Gastroenteritis is the most common form of disease, in which the stomach and intestines become inflamed. Initially, a case of gastroenteritis presents as nausea, vomiting, and non-bloody diarrhea within 6 to 48 hours. Sometimes, these symptoms are accompanied by headache, fever, abdominal cramps, and muscle weakness. These symptoms persist anywhere from 2 days to 1 week before the infection spontaneously resolves.

Septicemia, or blood poisoning, can occur in rare cases. The risk is higher for septicemia in immunodeficient, pediatric, and geriatric patients. Antibiotics are required to resolve these infections.

Enteric Fever, sometimes known as thyphoid fever, is caused by a particular strain of Salmonella S. typhi. Typhoid fever infections are usually acquired by either ingesting contaminated drinking water or poor sanitation. Symptoms are similar to that of other foodborne illnesses – fever, headache, nausea, diarrhea – however, infections of this bacteria can cause severe disease

Diagnosis of Salmonella infection

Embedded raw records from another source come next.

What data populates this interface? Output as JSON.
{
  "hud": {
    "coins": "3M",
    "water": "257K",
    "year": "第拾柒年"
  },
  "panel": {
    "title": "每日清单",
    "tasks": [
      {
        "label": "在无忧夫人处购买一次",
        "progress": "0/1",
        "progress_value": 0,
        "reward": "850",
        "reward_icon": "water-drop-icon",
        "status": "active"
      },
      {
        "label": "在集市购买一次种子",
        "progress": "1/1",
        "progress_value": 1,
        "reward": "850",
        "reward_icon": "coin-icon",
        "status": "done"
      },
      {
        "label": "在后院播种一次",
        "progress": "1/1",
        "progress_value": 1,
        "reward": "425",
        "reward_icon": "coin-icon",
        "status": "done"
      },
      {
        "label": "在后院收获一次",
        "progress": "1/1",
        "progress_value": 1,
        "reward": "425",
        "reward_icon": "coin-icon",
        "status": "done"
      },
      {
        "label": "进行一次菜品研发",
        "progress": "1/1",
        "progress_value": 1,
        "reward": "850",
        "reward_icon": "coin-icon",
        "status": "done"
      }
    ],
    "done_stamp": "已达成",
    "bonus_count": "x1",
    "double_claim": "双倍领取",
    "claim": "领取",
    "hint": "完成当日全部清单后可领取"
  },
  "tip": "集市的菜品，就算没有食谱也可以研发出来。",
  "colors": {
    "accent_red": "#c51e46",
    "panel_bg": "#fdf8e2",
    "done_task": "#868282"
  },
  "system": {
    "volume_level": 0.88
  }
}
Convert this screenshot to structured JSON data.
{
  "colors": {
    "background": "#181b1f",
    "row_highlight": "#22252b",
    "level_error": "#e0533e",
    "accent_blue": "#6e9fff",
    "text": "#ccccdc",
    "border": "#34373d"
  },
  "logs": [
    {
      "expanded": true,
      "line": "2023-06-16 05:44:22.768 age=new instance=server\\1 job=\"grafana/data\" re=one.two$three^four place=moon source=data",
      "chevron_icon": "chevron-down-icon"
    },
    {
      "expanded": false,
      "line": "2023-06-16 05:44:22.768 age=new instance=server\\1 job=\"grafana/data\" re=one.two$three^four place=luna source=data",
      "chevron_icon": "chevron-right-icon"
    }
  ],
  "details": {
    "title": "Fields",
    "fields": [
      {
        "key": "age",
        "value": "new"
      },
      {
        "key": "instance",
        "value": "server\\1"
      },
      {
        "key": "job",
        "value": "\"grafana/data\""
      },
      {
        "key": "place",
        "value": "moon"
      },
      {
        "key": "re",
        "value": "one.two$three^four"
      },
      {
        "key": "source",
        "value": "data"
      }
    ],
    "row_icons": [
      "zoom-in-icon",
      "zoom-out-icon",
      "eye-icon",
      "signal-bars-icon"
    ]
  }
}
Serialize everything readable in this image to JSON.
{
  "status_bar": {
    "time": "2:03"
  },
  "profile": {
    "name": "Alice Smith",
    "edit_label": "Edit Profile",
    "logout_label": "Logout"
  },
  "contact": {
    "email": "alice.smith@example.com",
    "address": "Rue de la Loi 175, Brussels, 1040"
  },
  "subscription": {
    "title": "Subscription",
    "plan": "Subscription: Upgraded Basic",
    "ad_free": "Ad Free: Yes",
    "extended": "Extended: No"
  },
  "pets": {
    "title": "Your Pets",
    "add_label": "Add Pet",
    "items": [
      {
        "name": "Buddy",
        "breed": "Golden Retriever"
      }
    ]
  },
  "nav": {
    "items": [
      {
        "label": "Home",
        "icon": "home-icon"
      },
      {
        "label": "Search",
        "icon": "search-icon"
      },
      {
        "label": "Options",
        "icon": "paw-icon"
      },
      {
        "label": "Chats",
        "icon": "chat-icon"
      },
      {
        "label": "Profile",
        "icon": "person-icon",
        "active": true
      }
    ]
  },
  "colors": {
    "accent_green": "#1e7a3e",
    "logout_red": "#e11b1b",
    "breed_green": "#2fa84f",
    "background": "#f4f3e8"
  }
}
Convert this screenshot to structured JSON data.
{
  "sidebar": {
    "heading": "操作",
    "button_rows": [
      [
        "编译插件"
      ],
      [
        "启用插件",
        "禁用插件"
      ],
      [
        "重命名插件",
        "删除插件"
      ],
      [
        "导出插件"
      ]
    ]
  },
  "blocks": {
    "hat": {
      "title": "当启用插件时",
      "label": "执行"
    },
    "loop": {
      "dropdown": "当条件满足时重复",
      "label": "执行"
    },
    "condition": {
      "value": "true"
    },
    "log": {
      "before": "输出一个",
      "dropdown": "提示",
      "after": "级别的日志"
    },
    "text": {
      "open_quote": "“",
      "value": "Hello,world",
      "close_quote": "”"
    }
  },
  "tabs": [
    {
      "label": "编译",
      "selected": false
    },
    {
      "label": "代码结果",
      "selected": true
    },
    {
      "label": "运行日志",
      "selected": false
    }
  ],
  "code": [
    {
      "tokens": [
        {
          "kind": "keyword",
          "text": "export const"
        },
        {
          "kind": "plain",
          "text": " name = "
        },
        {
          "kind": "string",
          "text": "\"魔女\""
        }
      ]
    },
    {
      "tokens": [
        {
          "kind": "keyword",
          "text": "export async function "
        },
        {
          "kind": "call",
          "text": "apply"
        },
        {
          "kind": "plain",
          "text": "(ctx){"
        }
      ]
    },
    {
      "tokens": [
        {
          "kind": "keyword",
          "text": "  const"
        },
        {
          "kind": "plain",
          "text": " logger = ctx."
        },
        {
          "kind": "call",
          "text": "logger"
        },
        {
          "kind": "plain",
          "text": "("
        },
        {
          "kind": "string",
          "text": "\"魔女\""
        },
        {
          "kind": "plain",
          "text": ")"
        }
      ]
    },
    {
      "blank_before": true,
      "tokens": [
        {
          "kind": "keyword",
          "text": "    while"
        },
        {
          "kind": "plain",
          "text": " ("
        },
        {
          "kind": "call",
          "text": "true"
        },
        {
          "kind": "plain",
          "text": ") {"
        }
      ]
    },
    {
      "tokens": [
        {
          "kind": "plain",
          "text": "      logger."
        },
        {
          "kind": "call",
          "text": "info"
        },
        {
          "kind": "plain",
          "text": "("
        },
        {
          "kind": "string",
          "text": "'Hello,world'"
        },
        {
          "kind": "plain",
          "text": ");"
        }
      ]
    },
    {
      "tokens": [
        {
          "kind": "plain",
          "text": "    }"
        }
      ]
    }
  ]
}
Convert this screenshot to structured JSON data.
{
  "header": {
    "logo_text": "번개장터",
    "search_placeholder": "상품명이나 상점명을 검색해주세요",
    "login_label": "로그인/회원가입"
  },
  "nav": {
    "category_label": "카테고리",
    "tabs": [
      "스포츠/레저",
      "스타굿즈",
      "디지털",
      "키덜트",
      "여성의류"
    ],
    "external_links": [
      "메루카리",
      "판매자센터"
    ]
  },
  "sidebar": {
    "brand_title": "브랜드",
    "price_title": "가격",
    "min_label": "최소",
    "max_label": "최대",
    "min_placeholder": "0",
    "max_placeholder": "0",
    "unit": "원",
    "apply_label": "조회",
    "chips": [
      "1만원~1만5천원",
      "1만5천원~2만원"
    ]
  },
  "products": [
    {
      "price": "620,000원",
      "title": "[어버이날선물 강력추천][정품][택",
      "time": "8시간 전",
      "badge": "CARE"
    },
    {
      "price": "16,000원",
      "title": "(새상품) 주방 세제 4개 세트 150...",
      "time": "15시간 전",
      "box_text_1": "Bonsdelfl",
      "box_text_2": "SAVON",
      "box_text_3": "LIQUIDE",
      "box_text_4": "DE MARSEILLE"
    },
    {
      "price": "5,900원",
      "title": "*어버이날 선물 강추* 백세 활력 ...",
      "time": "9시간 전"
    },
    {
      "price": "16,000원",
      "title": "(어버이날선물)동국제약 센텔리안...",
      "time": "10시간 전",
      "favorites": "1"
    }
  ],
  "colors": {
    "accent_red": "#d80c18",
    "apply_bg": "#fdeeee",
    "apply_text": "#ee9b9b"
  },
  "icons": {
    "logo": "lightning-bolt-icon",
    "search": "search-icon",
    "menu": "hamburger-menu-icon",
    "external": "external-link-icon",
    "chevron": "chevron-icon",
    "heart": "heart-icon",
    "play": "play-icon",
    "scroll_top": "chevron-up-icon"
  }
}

Diagnosis of Salmonella infection typically requires isolating and identifying the bacteria from stool specimens. Laboratory scientists first grow – or “culture” – a patient’s sample in the lab. If they’re able to grow Salmonella bacteria from a patient’s sample, the scientists confirm the diagnosis of Salmonella infection.

Once the diagnosis is initially confirmed, lab scientists submit samples to state public health laboratories to conduct DNA analysis of the bacterial strain. Scientists compare the Salmonella DNA from a patient’s stool sample to other strains of Salmonella to identify which particular serotype the patient is infected with. Using this type of technology and analysis, scientists are able to track which strains have affected which patients in each location, and from there, they can piece together which cases are part of the same outbreak.

Treatment, Prevention, and Control

Antibiotic therapy can shorten the length of disease in some infectious cases, and is absolutely required in more severe cases, especially when the Salmonella have spread to the bloodstream.

In order to protect yourself from Salmonella infection, avoid consuming raw eggs or raw milk. The CDC recommends cooking eggs, meat, and poultry thoroughly, and immediately washing all surfaces that came in contact with raw meat or poultry. Be sure to wash your hands with soap and warm water after handling pet feces, baby animals, reptiles, or birds. Infants and immunocompromised individuals should be particularly careful to avoid contact with reptiles. Because there is no vaccine to prevent salmonellosis, it is crucial to focus on prevention and mindful food practices.

In the case of Caribeña brand Maradol papayas, it’s best to err on the side of safety. Toss any papayas you might have in your kitchen, and stay tuned to the FDA’s website for updates.

Sources:

https://www.cdc.gov/salmonella/kiambu-07-17/advice.html

https://www.fda.gov/Food/RecallsOutbreaksEmergencies/Outbreaks/ucm568097.htm#Update

Medical Microbiology, Fifth Edition, Murray, P.R., et al

http://www.who.int/immunization/diseases/typhoid/en/